━━ DATA RECORDS ━━

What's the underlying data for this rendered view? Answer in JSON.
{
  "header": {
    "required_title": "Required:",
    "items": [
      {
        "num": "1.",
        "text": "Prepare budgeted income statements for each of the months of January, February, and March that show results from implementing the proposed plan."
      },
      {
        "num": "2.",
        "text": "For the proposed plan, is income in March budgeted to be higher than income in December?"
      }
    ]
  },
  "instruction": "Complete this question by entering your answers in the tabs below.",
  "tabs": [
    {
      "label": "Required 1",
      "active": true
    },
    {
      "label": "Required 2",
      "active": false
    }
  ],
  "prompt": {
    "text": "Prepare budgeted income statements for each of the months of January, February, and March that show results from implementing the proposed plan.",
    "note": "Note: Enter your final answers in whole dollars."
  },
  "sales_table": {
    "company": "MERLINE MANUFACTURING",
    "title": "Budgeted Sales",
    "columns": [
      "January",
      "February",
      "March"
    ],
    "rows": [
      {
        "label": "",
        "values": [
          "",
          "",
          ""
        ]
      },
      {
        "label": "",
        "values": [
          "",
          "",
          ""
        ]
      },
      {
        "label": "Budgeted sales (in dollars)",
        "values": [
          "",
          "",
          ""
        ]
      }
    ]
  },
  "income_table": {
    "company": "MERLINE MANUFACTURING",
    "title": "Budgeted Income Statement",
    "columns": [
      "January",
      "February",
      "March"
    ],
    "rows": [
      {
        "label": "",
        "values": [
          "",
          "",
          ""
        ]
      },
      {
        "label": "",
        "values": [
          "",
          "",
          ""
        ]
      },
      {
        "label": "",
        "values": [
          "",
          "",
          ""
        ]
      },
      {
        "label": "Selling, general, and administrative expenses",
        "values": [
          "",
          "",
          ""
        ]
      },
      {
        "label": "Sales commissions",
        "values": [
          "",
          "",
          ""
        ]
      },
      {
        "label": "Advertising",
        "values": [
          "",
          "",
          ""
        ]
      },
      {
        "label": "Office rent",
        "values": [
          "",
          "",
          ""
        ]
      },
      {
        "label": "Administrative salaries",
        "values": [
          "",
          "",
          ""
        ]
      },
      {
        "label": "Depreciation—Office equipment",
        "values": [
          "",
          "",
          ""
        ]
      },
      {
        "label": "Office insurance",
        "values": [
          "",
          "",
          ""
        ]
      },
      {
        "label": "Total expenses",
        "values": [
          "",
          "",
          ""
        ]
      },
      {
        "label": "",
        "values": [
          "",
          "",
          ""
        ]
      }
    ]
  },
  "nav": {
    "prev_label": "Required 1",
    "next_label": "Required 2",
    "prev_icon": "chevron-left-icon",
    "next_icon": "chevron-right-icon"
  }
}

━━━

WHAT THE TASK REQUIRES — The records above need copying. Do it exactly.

OUTPUT OF THE EXERCISE —
What's the underlying data for this rendered view? Answer in JSON.
{
  "header": {
    "required_title": "Required:",
    "items": [
      {
        "num": "1.",
        "text": "Prepare budgeted income statements for each of the months of January, February, and March that show results from implementing the proposed plan."
      },
      {
        "num": "2.",
        "text": "For the proposed plan, is income in March budgeted to be higher than income in December?"
      }
    ]
  },
  "instruction": "Complete this question by entering your answers in the tabs below.",
  "tabs": [
    {
      "label": "Required 1",
      "active": true
    },
    {
      "label": "Required 2",
      "active": false
    }
  ],
  "prompt": {
    "text": "Prepare budgeted income statements for each of the months of January, February, and March that show results from implementing the proposed plan.",
    "note": "Note: Enter your final answers in whole dollars."
  },
  "sales_table": {
    "company": "MERLINE MANUFACTURING",
    "title": "Budgeted Sales",
    "columns": [
      "January",
      "February",
      "March"
    ],
    "rows": [
      {
        "label": "",
        "values": [
          "",
          "",
          ""
        ]
      },
      {
        "label": "",
        "values": [
          "",
          "",
          ""
        ]
      },
      {
        "label": "Budgeted sales (in dollars)",
        "values": [
          "",
          "",
          ""
        ]
      }
    ]
  },
  "income_table": {
    "company": "MERLINE MANUFACTURING",
    "title": "Budgeted Income Statement",
    "columns": [
      "January",
      "February",
      "March"
    ],
    "rows": [
      {
        "label": "",
        "values": [
          "",
          "",
          ""
        ]
      },
      {
        "label": "",
        "values": [
          "",
          "",
          ""
        ]
      },
      {
        "label": "",
        "values": [
          "",
          "",
          ""
        ]
      },
      {
        "label": "Selling, general, and administrative expenses",
        "values": [
          "",
          "",
          ""
        ]
      },
      {
        "label": "Sales commissions",
        "values": [
          "",
          "",
          ""
        ]
      },
      {
        "label": "Advertising",
        "values": [
          "",
          "",
          ""
        ]
      },
      {
        "label": "Office rent",
        "values": [
          "",
          "",
          ""
        ]
      },
      {
        "label": "Administrative salaries",
        "values": [
          "",
          "",
          ""
        ]
      },
      {
        "label": "Depreciation—Office equipment",
        "values": [
          "",
          "",
          ""
        ]
      },
      {
        "label": "Office insurance",
        "values": [
          "",
          "",
          ""
        ]
      },
      {
        "label": "Total expenses",
        "values": [
          "",
          "",
          ""
        ]
      },
      {
        "label": "",
        "values": [
          "",
          "",
          ""
        ]
      }
    ]
  },
  "nav": {
    "prev_label": "Required 1",
    "next_label": "Required 2",
    "prev_icon": "chevron-left-icon",
    "next_icon": "chevron-right-icon"
  }
}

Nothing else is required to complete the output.